=== Given records ===
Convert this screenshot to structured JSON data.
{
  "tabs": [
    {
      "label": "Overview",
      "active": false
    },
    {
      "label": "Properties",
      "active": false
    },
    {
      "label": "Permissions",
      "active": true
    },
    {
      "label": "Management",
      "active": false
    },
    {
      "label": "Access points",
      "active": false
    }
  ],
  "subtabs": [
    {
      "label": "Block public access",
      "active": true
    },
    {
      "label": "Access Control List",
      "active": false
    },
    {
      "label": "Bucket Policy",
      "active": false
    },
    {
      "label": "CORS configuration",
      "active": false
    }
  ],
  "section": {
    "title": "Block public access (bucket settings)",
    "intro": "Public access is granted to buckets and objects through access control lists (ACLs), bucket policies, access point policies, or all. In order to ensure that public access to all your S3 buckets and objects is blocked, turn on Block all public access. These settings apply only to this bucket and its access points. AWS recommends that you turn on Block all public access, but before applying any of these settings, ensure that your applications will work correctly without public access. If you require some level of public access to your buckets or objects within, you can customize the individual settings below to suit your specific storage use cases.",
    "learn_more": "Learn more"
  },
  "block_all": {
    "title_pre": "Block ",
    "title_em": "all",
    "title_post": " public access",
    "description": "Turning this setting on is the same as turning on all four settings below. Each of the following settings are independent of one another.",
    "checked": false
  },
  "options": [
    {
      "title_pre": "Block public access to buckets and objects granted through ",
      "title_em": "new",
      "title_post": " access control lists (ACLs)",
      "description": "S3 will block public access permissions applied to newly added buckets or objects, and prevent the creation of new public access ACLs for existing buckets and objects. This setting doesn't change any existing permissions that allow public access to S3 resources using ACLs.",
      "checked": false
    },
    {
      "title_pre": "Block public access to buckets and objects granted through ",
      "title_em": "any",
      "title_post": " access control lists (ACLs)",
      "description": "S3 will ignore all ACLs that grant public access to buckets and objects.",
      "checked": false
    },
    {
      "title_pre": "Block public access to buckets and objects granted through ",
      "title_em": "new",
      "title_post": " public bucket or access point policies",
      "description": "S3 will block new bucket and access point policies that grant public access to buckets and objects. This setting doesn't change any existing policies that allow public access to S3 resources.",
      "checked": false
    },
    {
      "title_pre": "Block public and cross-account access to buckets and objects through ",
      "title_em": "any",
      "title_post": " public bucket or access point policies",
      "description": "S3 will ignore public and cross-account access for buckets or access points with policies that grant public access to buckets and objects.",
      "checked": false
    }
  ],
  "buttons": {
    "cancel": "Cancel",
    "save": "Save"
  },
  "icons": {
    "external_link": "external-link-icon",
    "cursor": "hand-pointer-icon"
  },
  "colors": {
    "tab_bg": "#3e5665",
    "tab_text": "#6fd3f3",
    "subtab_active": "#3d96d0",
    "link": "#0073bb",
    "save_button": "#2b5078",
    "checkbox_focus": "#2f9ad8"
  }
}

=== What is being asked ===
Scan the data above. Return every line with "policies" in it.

=== Finished task ===
    "intro": "Public access is granted to buckets and objects through access control lists (ACLs), bucket policies, access point policies, or all. In order to ensure that public access to all your S3 buckets and objects is blocked, turn on Block all public access. These settings apply only to this bucket and its access points. AWS recommends that you turn on Block all public access, but before applying any of these settings, ensure that your applications will work correctly without public access. If you require some level of public access to your buckets or objects within, you can customize the individual settings below to suit your specific storage use cases.",
      "title_post": " public bucket or access point policies",
      "description": "S3 will block new bucket and access point policies that grant public access to buckets and objects. This setting doesn't change any existing policies that allow public access to S3 resources.",
      "title_post": " public bucket or access point policies",
      "description": "S3 will ignore public and cross-account access for buckets or access points with policies that grant public access to buckets and objects.",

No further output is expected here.